Vision loss knows no boundaries; it can affect anyone, of any age, income level, race, or ethnic background, at any time. Regardless of the level of visual impairment, vision loss can impact a person’s life and their ability to complete everyday tasks. One of the greatest challenges that a blind or deaf blind person faces is the ability to navigate safely and independently through the physical world. Traveling with little or no vision at all can be challenged and inaccessible, limiting the ability to work, go to school, take care of personal needs, or socialize with others.

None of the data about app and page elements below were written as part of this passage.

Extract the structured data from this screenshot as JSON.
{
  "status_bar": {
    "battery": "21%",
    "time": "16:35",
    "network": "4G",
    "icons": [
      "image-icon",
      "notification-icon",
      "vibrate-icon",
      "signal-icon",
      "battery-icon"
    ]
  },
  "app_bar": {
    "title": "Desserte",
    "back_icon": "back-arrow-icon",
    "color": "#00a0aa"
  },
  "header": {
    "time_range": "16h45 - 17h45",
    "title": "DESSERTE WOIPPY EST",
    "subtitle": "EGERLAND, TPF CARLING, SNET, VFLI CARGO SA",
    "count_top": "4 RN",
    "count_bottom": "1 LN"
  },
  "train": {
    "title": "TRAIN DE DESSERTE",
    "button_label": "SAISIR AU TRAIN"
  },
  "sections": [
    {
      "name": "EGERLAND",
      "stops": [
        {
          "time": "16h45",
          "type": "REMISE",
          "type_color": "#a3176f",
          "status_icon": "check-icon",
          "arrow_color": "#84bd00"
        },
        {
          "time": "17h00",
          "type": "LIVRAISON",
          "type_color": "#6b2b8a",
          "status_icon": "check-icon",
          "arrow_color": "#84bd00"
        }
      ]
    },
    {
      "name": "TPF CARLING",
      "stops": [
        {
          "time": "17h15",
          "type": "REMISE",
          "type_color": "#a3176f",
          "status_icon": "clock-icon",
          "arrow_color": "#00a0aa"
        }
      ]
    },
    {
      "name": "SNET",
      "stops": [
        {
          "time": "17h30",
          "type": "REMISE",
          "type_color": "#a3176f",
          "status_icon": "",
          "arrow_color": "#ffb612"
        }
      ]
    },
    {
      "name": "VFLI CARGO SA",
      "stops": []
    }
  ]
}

The purpose of this paper is to describe and discuss a multidisciplinary project to design and build a low cost, light weight “Intelligent Mobility Cane” prototype that will aid deaf-blind and blind persons in navigating surroundings via real-time tactile and directional force feedback and guidance. The system is designed for providing information about a physical surrounding environment to a user. The solution developed by the team is a handle that attaches to a white cane and provides directional feedback to the user using a roller assembly. The roller assembly uses four bearings that rotate in one direction or another to indicate the direction the user should move to avoid obstacles. A vibration motor with different patterns of vibration is also embedded in the handle to warn about objects at upfront. The ultra-sonic sensors are used to convey the information of the environment to the handle itself. The finished cane physically resembles a conventional cane therefore allowing the user to still be able to sweep the cane, tap and feel the ground. To evaluate the performance and usability of the designed handle, the authors visited Association of Blind and Visual Impaired Association, where they formed a group of blind and deaf-blind evaluators. The result of the evaluations was positive and several suggestions were shared by the group to improve the cane.